There are many metaphors applied to humanity’s study of the past. In the opening lines of The Go-Between (1953), L.P. Hartley opines that “the past is a foreign country: they do things different there”. In The Aetiology of Hysteria (1896), Freud likens the role of the psychoanalyst to that of a conquistador or antiquarian:
Imagine that an explorer arrives in a little-known region where his interest is aroused by an expanse of ruins, with remains of walls, fragments of columns, and tablets with half-effaced and unreadable inscriptions… He may have brought picks, shovels and spades with him, and he may set the inhabitants to work with these implements. Together with them he may start upon the ruins, clear away the rubbish, and, beginning from the visible remains, uncover what is buried.
Both metaphors present the process of historical detection as a voyage into territories unknown. Today, these metaphors ring hollow through a combination of over-use and changing attitudes to the wider world. These days, the world is a village and no two parts of the village are ever more than a plane-flight away. However, in the days of Hartley and Freud, the world was a much larger and scarier place. Were one to update Hartley’s dictum for contemporary usage one would most likely say something like “the past is an oceanic trench: who knows what lies buried in the dark?”

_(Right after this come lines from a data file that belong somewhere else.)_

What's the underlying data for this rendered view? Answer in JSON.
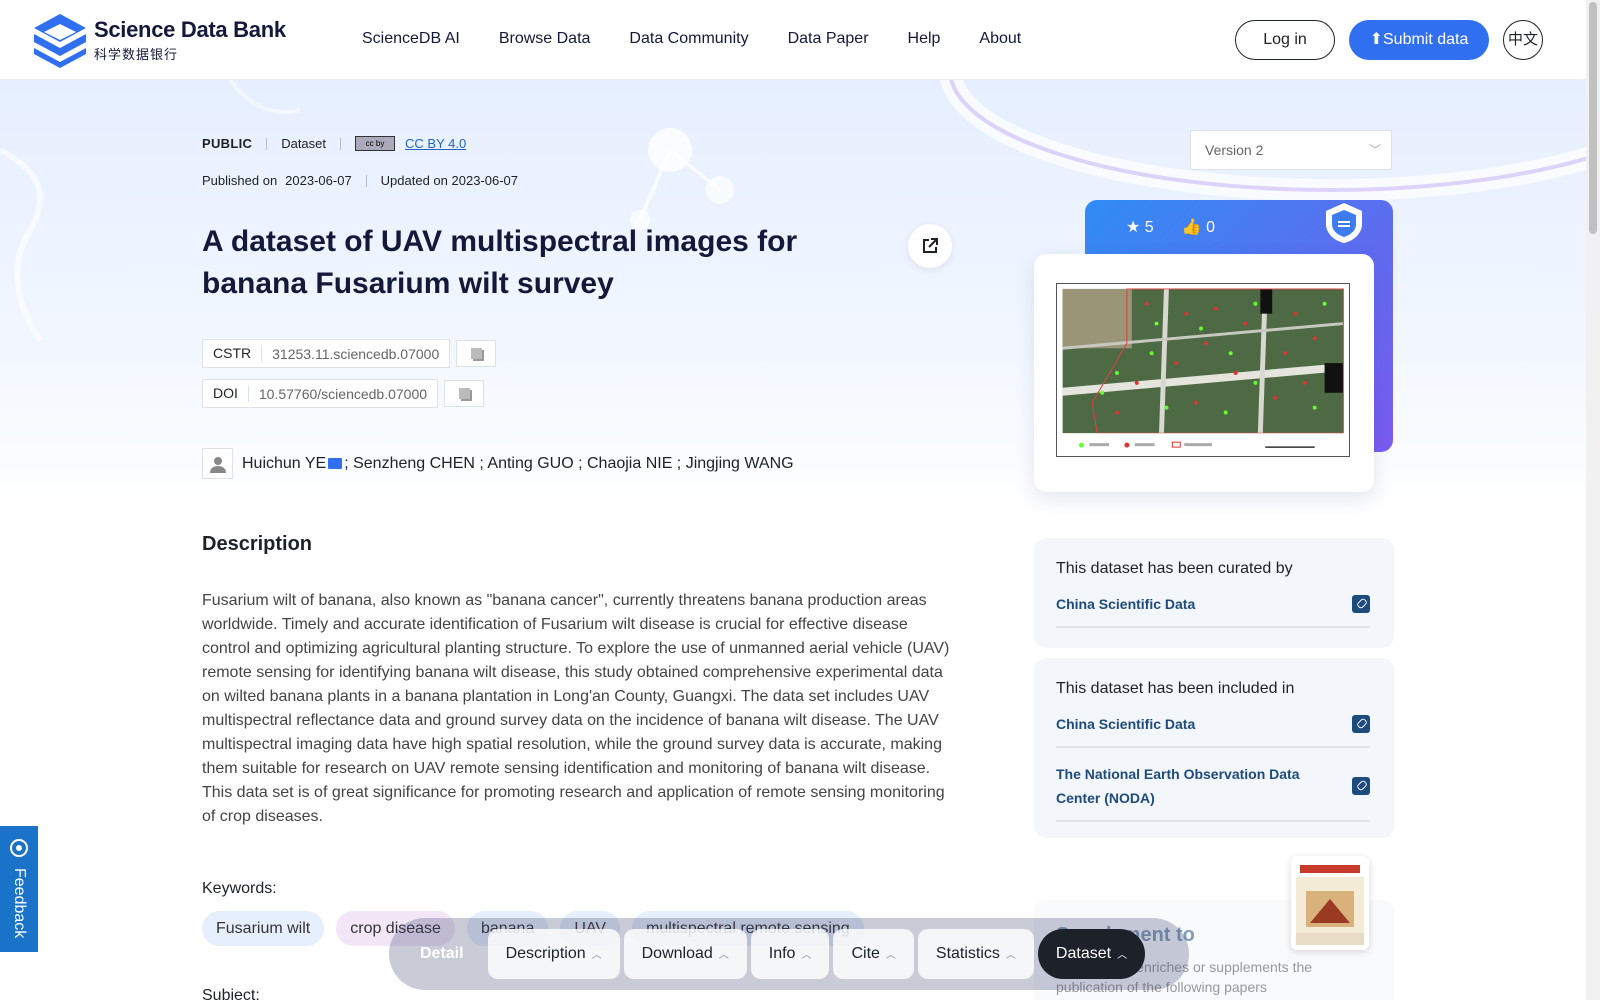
{
  "brand": {
    "name_en": "Science Data Bank",
    "name_cn": "科学数据银行"
  },
  "nav": {
    "items": [
      "ScienceDB AI",
      "Browse Data",
      "Data Community",
      "Data Paper",
      "Help",
      "About"
    ]
  },
  "header": {
    "login_label": "Log in",
    "submit_label": "Submit data",
    "lang_label": "中文"
  },
  "version_select": {
    "value": "Version 2"
  },
  "dataset": {
    "access": "PUBLIC",
    "type": "Dataset",
    "license_badge": "cc by",
    "license": "CC BY 4.0",
    "published_label": "Published on",
    "published_date": "2023-06-07",
    "updated_text": "Updated on 2023-06-07",
    "title": "A dataset of UAV multispectral images for banana Fusarium wilt survey",
    "cstr_key": "CSTR",
    "cstr_value": "31253.11.sciencedb.07000",
    "doi_key": "DOI",
    "doi_value": "10.57760/sciencedb.07000",
    "first_author": "Huichun YE",
    "other_authors": "; Senzheng CHEN ; Anting GUO ; Chaojia NIE ; Jingjing WANG"
  },
  "description": {
    "heading": "Description",
    "text": "Fusarium wilt of banana, also known as \"banana cancer\", currently threatens banana production areas worldwide. Timely and accurate identification of Fusarium wilt disease is crucial for effective disease control and optimizing agricultural planting structure. To explore the use of unmanned aerial vehicle (UAV) remote sensing for identifying banana wilt disease, this study obtained comprehensive experimental data on wilted banana plants in a banana plantation in Long'an County, Guangxi. The data set includes UAV multispectral reflectance data and ground survey data on the incidence of banana wilt disease. The UAV multispectral imaging data have high spatial resolution, while the ground survey data is accurate, making them suitable for research on UAV remote sensing identification and monitoring of banana wilt disease. This data set is of great significance for promoting research and application of remote sensing monitoring of crop diseases."
  },
  "keywords": {
    "label": "Keywords:",
    "items": [
      "Fusarium wilt",
      "crop disease",
      "banana",
      "UAV",
      "multispectral remote sensing"
    ]
  },
  "subject_label": "Subject:",
  "stats": {
    "stars": "5",
    "likes": "0"
  },
  "curated": {
    "title": "This dataset has been curated by",
    "links": [
      "China Scientific Data"
    ]
  },
  "included": {
    "title": "This dataset has been included in",
    "links": [
      "China Scientific Data",
      "The National Earth Observation Data Center (NODA)"
    ]
  },
  "supplement": {
    "title": "Supplement to",
    "text": "This dataset enriches or supplements the publication of the following papers"
  },
  "feedback_label": "Feedback",
  "bottom_bar": {
    "detail_label": "Detail",
    "tabs": [
      "Description",
      "Download",
      "Info",
      "Cite",
      "Statistics",
      "Dataset"
    ],
    "active_tab": "Dataset"
  }
}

Nowhere is the past’s peculiar edge more evident than when it protrudes from the wreckage of a life recently concluded. When a parent dies, the children move in and sort through their things. This process of sorting generally uncovers all kinds of facts from the actively forgotten to the merely mislaid. People lead complicated lives and these lives are seldom fully encapsulated by the short amount of time that people know each other. To look into a loved-one’s past is to uncover things about them that we would rather not know, things that force us to confront unpleasant truths about ourselves. Denis Villeneuve’s Incendies is a film about a voyage into the past and the changes that such a voyage can bring to otherwise blissfully ignorant lives.
Continue reading →

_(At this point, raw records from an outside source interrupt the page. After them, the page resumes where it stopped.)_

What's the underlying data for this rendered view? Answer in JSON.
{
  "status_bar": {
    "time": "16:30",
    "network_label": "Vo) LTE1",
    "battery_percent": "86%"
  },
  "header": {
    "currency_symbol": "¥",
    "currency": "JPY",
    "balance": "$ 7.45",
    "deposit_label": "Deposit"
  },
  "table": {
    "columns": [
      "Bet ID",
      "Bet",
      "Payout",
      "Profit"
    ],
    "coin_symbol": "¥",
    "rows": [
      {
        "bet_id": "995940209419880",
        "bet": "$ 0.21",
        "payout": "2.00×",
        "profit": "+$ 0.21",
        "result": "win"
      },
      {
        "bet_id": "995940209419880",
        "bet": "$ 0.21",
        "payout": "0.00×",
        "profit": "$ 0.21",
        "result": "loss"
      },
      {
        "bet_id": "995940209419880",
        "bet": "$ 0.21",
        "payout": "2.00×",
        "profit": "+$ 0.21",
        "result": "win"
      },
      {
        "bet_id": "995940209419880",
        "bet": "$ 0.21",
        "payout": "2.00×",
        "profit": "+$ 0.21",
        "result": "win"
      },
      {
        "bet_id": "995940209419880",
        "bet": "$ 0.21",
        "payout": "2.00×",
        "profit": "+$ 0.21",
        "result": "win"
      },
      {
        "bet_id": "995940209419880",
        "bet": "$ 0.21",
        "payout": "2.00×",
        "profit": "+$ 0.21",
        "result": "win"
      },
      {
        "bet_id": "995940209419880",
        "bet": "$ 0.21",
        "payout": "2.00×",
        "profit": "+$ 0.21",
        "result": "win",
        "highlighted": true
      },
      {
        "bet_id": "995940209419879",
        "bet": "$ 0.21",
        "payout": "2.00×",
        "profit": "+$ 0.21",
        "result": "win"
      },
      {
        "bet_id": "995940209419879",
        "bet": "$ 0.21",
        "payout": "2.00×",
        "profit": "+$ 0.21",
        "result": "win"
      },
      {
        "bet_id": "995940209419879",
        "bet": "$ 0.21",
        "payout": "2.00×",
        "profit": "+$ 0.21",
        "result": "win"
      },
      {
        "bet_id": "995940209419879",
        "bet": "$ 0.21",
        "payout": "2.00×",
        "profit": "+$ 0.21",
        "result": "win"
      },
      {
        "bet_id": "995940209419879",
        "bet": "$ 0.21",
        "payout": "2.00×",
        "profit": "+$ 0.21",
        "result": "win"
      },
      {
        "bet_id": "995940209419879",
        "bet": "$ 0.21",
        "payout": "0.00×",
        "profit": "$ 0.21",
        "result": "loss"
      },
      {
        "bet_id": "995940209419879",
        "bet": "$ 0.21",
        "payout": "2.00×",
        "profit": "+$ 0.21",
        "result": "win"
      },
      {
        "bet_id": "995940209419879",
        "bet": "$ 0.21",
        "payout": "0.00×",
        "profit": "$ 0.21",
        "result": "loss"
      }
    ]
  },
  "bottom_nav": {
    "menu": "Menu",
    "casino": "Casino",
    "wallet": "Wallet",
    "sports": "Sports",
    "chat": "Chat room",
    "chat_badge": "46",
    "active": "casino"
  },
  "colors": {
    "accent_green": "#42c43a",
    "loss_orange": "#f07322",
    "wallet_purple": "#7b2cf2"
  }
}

Videovista have my review of Samuel Maoz’s Lebanon.
While I thought the film very fine to look at, I was intensely annoyed not only by the under-written and overly pretentious script. To frame contemporary warfare as a theatre for psychological self-destruction is not only a terrible cliche (one thoughtlessly repeated by the thoughtless Hurt Locker) it is also politically suspect. My reason for this sentiment is beautifully expounded in a paper that appears in the Summer 2010 issue of Foundation.

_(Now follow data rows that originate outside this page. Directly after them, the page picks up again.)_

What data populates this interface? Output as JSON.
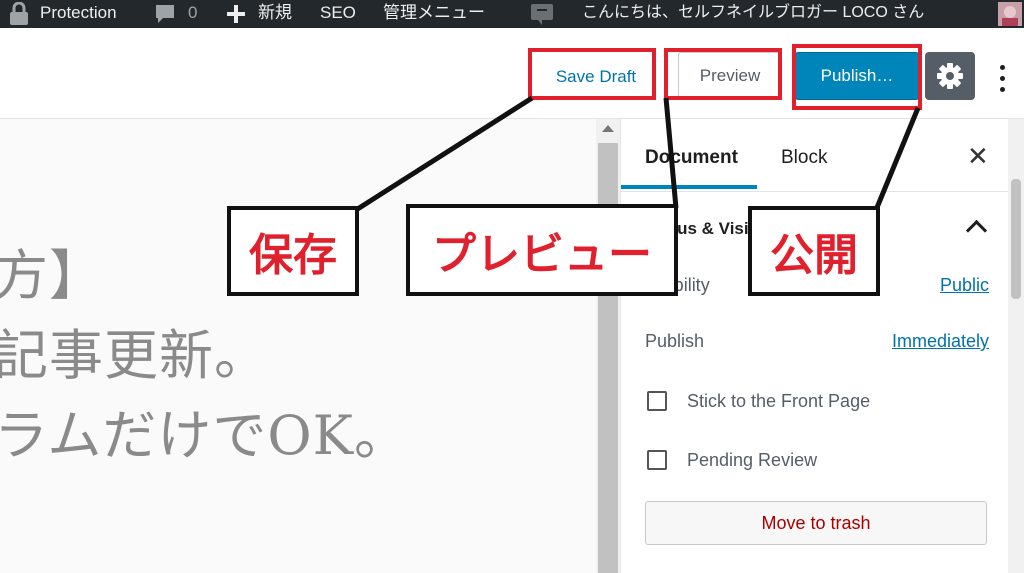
{
  "admin_bar": {
    "site_title": "Protection",
    "comments_count": "0",
    "new_label": "新規",
    "seo_label": "SEO",
    "admin_menu_label": "管理メニュー",
    "greeting": "こんにちは、セルフネイルブロガー LOCO さん"
  },
  "toolbar": {
    "save_draft": "Save Draft",
    "preview": "Preview",
    "publish": "Publish…"
  },
  "content": {
    "lines": [
      "方】",
      "記事更新。",
      "ラムだけでOK。"
    ]
  },
  "sidebar": {
    "tab_document": "Document",
    "tab_block": "Block",
    "panel_title": "Status & Visibility",
    "visibility_label": "Visibility",
    "visibility_value": "Public",
    "publish_label": "Publish",
    "publish_value": "Immediately",
    "stick_label": "Stick to the Front Page",
    "pending_label": "Pending Review",
    "trash_label": "Move to trash"
  },
  "annotations": {
    "save": "保存",
    "preview": "プレビュー",
    "publish": "公開"
  },
  "colors": {
    "accent": "#0085ba",
    "link": "#0073aa",
    "annotation_red": "#e0202c",
    "admin_bar": "#23282d"
  }
}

In “Hollywood and the Imperial Gothic”, Johan Hoglund draws upon the concept of ‘Imperial Gothic’ first laid out by Paul Brantlinger in his book The Rule of Darkness: British Literature and Imperialism, 1830-1914 (1988). The idea behind the Imperial Gothic is that narratives that deal with the end of an imperial civilisation do not actively weaken or subvert that civilisation. Instead, they serve to bolster it by creating in the public’s mind further reasons for ‘cracking down’ or ‘surging’ against enemies either real or imagined. Works like Maoz’s Lebanon and Folman’s Waltz with Bashir are essentially works of Israeli Imperial Gothic.
Indeed, by suggesting that Israel’s wars with Lebanon are places where young IDF soldiers go to lose their minds, films such as Folman and Maoz’s are lending credence to the idea that Israel must be tough in its dealings with Lebanon. For if war with Lebanon is such a terrifying prospect then it follows that any anti-Israeli activity originating in Lebanon must be met with massive retaliatory force, preferably in the shape of air strikes.